A Michigan man has pleaded guilty to hacking into University of Pittsburgh Medical Center human resources databases in 2013 and 2014 and stealing the personally identifiable information (PII) and W-2 data of 65,000 UPMC employees.

Justin Sean Johnson, 30, of Detroit, MI, was a Federal Emergency Management Agency (FEMA) IT specialist known on darknet forums as The DearthStar and Dearthy Star. 6 years after hacking the databases and selling stolen data, Johnson was indicted by a federal grand jury in Pittsburgh and was arrested and charged with conspiracy, wire fraud, and aggravated identity theft.

Johnson initially hacked the Oracle PeopleSoft HR database of UPMC in December 2013 and accessed the PII of 23,500 UPMC employees. Between January 2014 and February 2014, Johnson accessed the databases multiple times each day and exfiltrated PII. Johnson then sold the stolen data on darknet marketplaces such as AlphaBay to criminals who used the data in 2014 to file hundreds of fraudulent 1040 tax returns.

According to a Department of Justice press release, the scheme resulted in fraudulent tax refunds being paid by the IRS totalling approximately $1.7 million. The tax refunds were converted to Amazon.com gift cards that were used to purchase high value goods that were shipped to Venezuela. Johnson was paid approximately $8,000 in Bitcoin for the stolen UPMC employee data.

In addition to the theft and sale of UPMC employee PII, between 2014 and 2017 Johnson stole and sold around 90,000 sets of PII on darknet forums. That information was subsequently used to commit identity theft and bank fraud.

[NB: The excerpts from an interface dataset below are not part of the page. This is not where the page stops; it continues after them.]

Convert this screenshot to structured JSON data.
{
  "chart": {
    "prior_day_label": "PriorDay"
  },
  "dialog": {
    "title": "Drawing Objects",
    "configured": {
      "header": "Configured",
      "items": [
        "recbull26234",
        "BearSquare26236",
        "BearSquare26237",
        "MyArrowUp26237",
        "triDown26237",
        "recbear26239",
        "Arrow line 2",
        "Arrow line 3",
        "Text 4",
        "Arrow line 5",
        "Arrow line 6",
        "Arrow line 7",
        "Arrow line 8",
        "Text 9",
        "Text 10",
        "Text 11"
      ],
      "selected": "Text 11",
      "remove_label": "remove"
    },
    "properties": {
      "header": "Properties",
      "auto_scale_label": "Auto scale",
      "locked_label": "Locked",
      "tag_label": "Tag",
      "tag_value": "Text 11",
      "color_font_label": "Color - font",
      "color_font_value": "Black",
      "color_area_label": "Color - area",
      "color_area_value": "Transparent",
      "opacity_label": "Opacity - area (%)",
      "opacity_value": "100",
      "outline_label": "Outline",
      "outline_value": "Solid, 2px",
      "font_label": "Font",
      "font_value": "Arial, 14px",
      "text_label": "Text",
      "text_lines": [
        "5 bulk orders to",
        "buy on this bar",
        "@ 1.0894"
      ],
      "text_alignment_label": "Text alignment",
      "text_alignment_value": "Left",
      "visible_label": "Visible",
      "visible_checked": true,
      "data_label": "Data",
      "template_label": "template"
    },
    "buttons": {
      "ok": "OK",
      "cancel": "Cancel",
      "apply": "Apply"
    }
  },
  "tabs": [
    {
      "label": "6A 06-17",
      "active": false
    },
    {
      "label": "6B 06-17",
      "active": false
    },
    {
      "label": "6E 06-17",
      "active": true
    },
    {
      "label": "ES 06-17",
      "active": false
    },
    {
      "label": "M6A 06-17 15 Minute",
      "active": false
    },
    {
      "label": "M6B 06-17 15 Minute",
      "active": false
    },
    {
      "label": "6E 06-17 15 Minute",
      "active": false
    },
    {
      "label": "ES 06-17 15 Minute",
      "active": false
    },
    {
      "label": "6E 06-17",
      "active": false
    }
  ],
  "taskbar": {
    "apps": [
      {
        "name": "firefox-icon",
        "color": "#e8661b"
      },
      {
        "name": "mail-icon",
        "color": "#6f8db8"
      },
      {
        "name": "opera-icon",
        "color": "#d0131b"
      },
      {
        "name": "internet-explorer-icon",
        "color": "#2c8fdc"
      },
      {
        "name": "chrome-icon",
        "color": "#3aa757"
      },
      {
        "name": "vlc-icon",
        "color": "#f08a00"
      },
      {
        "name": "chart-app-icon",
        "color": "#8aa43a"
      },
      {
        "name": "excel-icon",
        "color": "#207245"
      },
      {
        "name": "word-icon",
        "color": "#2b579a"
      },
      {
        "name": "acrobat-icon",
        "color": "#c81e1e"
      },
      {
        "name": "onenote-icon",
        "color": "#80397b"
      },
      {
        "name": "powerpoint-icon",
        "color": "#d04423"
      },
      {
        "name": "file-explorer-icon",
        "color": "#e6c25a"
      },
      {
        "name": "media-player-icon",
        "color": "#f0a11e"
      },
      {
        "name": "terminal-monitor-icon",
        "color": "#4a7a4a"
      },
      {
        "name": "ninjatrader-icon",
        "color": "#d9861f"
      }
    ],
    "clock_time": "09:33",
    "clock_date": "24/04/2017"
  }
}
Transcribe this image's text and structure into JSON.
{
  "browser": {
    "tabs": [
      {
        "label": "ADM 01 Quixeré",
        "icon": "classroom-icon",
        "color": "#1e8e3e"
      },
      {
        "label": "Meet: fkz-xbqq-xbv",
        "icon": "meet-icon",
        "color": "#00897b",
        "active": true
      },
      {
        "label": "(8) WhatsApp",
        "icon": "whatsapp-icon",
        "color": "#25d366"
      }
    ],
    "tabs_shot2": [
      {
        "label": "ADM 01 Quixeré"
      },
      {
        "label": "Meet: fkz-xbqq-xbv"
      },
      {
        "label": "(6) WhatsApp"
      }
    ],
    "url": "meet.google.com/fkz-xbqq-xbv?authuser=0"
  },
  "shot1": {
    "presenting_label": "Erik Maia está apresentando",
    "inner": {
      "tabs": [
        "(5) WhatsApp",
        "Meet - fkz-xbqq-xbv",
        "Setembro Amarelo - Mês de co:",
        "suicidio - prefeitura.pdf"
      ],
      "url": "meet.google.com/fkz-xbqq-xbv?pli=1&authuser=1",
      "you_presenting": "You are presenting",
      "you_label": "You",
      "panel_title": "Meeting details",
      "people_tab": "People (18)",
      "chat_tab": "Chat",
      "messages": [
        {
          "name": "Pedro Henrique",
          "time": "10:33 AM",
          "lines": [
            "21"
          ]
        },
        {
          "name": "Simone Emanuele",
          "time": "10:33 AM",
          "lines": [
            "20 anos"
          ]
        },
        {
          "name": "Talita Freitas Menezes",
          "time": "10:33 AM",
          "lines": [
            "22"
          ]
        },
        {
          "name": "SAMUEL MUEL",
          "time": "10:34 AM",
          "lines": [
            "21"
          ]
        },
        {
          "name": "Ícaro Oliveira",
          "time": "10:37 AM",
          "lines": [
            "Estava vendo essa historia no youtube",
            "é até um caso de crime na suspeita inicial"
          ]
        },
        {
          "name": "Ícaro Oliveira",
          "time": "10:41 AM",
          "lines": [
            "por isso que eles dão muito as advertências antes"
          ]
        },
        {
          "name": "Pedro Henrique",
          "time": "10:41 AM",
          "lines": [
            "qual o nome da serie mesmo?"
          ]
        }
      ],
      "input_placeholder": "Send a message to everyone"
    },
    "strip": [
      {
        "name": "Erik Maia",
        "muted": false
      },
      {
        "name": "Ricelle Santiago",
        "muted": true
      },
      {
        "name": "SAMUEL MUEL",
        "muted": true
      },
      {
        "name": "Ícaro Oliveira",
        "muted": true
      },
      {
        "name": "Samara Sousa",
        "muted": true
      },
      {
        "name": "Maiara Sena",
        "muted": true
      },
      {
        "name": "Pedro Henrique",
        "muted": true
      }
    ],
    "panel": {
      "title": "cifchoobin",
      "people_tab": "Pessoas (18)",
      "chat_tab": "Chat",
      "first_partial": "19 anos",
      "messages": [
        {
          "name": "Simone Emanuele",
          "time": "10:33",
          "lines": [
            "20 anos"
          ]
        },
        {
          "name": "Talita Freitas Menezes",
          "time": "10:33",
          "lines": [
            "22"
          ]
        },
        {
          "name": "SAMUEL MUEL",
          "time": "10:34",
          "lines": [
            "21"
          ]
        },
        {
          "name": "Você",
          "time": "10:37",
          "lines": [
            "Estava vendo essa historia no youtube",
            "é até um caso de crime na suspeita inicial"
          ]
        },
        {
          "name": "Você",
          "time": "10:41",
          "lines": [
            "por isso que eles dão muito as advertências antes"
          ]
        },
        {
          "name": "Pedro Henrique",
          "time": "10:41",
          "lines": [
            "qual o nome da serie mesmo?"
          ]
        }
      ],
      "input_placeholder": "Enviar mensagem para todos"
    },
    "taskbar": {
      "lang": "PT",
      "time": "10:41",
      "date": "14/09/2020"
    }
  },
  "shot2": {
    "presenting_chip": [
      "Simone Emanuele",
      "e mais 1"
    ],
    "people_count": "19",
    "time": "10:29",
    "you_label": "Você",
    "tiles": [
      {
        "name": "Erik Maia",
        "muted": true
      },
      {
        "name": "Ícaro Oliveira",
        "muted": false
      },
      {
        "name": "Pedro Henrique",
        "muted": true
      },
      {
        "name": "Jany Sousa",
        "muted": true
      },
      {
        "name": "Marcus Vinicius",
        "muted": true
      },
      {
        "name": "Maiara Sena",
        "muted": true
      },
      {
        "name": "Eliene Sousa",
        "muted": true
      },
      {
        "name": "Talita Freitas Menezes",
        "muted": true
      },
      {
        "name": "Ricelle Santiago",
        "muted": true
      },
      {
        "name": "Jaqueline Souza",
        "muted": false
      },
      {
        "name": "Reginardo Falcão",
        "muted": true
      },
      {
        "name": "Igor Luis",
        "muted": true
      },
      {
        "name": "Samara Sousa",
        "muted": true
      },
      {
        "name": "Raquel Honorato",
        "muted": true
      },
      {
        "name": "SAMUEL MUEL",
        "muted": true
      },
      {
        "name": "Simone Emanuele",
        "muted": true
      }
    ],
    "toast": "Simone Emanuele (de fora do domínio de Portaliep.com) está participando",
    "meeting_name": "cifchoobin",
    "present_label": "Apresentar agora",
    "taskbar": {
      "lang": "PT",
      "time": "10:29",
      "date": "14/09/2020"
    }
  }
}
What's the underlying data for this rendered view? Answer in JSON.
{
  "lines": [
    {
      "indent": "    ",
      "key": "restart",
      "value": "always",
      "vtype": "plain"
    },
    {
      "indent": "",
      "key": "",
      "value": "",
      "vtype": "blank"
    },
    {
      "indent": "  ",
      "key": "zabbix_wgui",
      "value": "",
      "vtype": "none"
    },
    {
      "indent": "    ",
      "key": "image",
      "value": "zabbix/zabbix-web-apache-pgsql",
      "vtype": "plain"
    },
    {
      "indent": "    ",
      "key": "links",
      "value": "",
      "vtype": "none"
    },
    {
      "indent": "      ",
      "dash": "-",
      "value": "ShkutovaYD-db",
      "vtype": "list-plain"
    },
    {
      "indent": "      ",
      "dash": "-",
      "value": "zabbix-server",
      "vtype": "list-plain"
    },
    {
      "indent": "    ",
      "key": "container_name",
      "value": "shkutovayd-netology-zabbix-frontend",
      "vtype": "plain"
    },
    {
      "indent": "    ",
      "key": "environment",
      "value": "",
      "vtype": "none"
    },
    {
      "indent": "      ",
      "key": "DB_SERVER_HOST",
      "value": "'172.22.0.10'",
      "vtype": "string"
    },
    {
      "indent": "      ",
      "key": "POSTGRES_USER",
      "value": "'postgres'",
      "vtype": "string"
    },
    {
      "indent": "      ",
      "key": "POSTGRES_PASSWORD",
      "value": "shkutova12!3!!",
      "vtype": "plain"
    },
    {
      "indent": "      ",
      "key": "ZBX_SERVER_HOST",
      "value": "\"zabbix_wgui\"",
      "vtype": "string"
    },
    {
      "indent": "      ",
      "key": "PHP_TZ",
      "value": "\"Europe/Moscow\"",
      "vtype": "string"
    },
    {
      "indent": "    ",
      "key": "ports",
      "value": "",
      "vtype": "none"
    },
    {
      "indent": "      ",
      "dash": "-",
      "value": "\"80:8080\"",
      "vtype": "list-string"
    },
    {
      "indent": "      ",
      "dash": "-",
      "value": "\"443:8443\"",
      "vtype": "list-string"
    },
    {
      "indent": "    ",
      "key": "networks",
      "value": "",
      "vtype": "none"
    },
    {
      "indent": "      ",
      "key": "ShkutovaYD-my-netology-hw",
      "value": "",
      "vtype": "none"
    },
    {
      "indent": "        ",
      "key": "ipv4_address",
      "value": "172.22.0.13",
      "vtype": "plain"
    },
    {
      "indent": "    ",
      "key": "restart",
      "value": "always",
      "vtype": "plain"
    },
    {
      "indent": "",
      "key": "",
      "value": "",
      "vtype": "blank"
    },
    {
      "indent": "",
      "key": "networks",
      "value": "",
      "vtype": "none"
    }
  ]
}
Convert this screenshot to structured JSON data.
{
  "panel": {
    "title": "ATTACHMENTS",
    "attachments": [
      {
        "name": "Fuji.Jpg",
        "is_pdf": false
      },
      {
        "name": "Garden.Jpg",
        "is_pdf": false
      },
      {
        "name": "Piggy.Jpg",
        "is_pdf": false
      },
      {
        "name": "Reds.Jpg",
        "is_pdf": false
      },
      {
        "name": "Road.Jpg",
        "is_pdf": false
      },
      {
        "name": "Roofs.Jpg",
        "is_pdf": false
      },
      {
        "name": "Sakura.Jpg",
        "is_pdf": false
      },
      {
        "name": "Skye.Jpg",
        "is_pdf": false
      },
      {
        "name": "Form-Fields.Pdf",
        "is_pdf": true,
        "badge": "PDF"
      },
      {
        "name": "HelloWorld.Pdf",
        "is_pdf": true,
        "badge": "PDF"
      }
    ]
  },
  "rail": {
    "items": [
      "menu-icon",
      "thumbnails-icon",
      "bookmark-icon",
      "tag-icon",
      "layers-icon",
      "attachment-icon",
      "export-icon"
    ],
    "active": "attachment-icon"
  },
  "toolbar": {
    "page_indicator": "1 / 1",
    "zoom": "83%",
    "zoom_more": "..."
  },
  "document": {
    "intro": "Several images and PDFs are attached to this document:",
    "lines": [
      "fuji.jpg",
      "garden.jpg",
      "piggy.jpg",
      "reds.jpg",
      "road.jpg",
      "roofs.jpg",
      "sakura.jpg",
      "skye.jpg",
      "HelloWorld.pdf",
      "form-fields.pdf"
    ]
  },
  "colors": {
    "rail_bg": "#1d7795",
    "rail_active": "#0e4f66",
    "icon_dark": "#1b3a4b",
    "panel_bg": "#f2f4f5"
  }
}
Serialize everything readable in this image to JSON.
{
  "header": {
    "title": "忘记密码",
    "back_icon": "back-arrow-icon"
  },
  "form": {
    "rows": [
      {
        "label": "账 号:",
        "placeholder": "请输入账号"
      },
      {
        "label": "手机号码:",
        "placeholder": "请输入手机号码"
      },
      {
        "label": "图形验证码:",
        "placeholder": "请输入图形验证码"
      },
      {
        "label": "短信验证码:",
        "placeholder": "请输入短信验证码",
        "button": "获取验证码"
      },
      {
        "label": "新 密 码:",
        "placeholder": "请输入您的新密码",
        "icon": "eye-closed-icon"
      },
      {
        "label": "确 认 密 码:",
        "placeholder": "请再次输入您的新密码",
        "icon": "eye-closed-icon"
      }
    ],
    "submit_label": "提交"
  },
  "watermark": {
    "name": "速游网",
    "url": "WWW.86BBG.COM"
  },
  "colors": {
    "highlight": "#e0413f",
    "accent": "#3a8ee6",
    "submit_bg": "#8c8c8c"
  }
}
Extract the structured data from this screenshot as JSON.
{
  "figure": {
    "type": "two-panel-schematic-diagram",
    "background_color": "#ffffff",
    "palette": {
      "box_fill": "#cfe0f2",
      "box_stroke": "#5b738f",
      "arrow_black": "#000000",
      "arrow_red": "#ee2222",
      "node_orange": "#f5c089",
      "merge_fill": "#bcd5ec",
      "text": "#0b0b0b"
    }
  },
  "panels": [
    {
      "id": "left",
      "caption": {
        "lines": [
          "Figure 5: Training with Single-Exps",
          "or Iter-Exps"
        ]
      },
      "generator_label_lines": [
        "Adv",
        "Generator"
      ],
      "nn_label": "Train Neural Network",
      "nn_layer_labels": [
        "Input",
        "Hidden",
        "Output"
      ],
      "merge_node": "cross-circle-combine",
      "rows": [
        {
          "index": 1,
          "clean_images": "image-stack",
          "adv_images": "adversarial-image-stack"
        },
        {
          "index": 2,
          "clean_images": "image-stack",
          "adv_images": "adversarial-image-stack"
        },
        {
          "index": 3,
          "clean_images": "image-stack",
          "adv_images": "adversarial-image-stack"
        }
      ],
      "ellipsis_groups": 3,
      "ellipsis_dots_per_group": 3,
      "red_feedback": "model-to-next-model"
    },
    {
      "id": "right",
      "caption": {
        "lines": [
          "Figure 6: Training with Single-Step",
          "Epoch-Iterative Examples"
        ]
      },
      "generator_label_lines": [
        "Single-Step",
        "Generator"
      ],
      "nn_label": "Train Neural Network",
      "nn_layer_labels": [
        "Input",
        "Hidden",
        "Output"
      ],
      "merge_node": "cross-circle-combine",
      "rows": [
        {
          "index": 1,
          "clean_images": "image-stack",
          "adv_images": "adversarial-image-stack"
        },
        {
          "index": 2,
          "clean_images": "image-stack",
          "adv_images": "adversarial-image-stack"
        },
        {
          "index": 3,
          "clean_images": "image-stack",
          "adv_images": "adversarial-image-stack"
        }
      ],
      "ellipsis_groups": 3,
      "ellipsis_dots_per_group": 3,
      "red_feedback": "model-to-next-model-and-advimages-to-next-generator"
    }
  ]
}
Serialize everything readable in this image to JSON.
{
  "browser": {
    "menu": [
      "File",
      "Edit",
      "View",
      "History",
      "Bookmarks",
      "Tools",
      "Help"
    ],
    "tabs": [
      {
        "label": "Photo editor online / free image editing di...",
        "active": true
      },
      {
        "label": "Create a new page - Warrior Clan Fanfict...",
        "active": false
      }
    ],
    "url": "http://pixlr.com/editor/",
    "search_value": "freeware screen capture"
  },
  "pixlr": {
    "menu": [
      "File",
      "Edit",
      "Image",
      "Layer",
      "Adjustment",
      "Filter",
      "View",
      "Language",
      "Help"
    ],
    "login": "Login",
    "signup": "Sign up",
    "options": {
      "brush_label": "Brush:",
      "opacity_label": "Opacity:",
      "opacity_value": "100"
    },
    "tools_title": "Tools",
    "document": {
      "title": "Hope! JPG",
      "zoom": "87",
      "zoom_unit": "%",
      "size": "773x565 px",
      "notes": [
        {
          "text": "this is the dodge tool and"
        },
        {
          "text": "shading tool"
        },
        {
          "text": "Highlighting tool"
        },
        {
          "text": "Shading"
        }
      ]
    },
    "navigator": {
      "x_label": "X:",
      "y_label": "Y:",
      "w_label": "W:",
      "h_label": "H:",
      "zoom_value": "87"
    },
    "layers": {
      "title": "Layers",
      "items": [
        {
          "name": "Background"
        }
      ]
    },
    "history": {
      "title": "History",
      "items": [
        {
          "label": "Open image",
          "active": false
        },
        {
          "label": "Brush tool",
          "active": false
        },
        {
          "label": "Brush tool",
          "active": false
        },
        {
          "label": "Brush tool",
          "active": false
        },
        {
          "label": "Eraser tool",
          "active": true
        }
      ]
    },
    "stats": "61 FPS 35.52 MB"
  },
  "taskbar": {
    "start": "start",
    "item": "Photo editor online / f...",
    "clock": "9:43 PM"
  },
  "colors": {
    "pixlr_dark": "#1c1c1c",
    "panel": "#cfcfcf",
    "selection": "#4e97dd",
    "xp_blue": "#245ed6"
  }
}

Johnson recently pleaded guilty to 2 counts of a 43-count indictment and now awaits sentencing. Johnson faces a maximum jail term of 5 years and a fine of up to $250,000, together with a mandatory 24-months in jail and a fine of up to $250,000 for aggravated identity theft.

“The healthcare sector has become an attractive target of cyber criminals looking to update personal information for use in fraud; the Secret Service is committed to detecting and arresting those that engage in crimes against our Nation’s critical systems for their own profit,” U.S. Secret Service Special Agent in Charge Timothy Burke.

Three other individuals have pleaded guilty to crimes committed in relation to the scheme. Maritza Maxima Soler Nodarse from Venezuela pleaded guilty in 2017 to conspiracy to defraud the United States in relation to the filing of fraudulent tax refunds. Yoandy Perez Llanes from Cuba pleaded guilty in 2017 to purchasing Amazon.com gift cards to launder the money. Justin. A. Tollefson of Spanaway, WA pleaded guilty in 2017 to the use of stolen identities to file fraudulent income tax returns.

Author: Steve Alder has many years of experience as a journalist, and comes from a background in market research. He is a specialist on legal and regulatory affairs, and has several years of experience writing about HIPAA. Steve holds a B.Sc. from the University of Liverpool.